Does the Demolition of Building Spaces Come With a Cost? (Video)
What happens when a building is both futuristic and visionary in its own time, but has its life cut short when it is demolished? Is the cost of maintaining such a building so great that it has to be destroyed? This is the topic of a new documentary called A Necessary Ruin: The Story of Buckminster Fuller and the Union Tank Car Dome.
The following is a trailer for this 30 minute documentary, which I think poses some interesting questions for us to consider when taking part in the demolition of building spaces. As you watch it, ask yourself how you would make a decision about whether to salvage, renovate, demolish or create a “memorial icon” of a building:
When and How Would You “Pull the Plug” on a Building?
Let’s go back to this question about the making of a building icon. By definition an “icon” is a a sign or representation that stands for its object by virtue of a resemblance or analogy to it. (Definition here) Considering this, at what point does a building become more than a sum of its parts in the minds of a people? And what makes its iconic status live on through decades and even generations?
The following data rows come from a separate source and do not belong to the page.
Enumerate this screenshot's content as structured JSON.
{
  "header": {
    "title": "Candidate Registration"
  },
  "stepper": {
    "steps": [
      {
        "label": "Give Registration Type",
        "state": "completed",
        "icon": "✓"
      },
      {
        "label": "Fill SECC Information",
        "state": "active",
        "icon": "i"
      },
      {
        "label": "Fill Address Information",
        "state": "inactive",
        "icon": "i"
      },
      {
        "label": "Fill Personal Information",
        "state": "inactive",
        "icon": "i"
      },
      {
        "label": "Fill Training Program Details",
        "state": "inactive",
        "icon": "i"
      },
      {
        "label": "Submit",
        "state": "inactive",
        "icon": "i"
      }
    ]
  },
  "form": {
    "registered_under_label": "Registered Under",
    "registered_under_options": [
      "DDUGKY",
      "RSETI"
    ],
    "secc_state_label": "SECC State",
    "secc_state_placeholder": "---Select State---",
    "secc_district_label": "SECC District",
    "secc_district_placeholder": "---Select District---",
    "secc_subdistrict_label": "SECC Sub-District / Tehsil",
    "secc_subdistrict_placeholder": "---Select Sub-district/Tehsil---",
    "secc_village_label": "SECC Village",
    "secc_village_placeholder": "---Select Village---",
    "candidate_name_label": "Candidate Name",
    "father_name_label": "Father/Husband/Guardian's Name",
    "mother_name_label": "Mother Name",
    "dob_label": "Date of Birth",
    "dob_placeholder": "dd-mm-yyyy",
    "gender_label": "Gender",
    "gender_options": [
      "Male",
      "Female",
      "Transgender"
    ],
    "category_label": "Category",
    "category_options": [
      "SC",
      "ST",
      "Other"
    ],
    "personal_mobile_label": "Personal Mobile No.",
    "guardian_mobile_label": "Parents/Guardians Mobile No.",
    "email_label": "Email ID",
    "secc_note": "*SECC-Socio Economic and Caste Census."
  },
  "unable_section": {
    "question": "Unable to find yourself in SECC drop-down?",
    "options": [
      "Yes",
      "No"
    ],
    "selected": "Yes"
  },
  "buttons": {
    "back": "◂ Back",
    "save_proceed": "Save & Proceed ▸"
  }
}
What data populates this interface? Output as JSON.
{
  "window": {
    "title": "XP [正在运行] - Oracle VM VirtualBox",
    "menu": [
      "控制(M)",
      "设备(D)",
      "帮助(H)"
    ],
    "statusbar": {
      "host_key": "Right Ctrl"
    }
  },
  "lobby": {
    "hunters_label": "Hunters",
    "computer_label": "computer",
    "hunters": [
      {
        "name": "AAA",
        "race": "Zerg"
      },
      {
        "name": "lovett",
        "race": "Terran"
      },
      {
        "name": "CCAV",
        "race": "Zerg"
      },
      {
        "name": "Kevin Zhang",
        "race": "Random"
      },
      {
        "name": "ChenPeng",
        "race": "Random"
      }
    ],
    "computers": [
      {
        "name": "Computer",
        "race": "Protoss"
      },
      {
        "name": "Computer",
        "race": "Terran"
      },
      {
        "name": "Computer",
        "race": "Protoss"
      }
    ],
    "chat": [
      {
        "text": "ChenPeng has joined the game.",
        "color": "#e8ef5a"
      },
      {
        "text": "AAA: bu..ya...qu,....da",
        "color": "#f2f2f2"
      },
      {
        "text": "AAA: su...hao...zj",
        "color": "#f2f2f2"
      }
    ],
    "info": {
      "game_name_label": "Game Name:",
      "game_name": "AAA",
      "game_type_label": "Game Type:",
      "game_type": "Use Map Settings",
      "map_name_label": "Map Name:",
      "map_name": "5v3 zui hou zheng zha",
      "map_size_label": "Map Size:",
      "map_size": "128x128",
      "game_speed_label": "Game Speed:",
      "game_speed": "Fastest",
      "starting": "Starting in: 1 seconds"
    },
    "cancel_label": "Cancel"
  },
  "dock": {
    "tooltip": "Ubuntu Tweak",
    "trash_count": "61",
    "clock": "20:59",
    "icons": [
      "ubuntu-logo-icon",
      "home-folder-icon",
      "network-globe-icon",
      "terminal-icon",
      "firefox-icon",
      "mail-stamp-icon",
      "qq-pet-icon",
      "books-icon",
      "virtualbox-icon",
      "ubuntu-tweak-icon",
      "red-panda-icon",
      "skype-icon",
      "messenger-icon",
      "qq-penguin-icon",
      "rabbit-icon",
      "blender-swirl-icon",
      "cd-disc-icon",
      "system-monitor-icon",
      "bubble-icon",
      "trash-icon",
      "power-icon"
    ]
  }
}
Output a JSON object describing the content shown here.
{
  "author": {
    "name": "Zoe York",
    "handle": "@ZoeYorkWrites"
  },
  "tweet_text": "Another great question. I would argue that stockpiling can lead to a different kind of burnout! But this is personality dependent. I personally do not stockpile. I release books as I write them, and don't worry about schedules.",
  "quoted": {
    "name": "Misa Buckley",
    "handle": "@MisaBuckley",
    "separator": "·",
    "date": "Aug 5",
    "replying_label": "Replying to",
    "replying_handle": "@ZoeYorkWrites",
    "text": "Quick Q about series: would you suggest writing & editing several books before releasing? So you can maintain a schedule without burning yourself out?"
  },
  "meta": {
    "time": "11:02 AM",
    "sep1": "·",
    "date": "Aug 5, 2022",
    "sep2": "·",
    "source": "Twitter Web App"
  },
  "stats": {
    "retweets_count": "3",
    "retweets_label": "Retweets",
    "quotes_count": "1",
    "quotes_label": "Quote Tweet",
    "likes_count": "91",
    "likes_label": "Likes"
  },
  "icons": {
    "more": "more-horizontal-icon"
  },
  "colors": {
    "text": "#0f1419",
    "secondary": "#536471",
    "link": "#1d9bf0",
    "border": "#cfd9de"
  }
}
The fate of a building seems to lead toward its evolution as a ruin. Maintenance is economically costly, yet its demolition can bear an emotional or intellectual toll in a people and/or place. So, what I ask is how can we either physically or virtually preserve a building that is lost to the perils of time? … Especially, when you stop to consider what innovations like the internet and computer modeling can do to preserve a living icon of a building and the perception received by its occupants both collectively and personally.
Is a building that reaches a certain “status” ever truly demolished? And how can you interpret what that status is? Is true preservation solely a physical renovation and maintenance mindset? Or does it lend itself more toward using a building to educate and inspire those who experience it in some form?
As an architectural designer, you should ask yourself these questions as you design building spaces; for, when trying to achieve great architecture, starting with an end in mind can give you both inspiration and some great ideas — carrying through your design process into the quality of life for your building.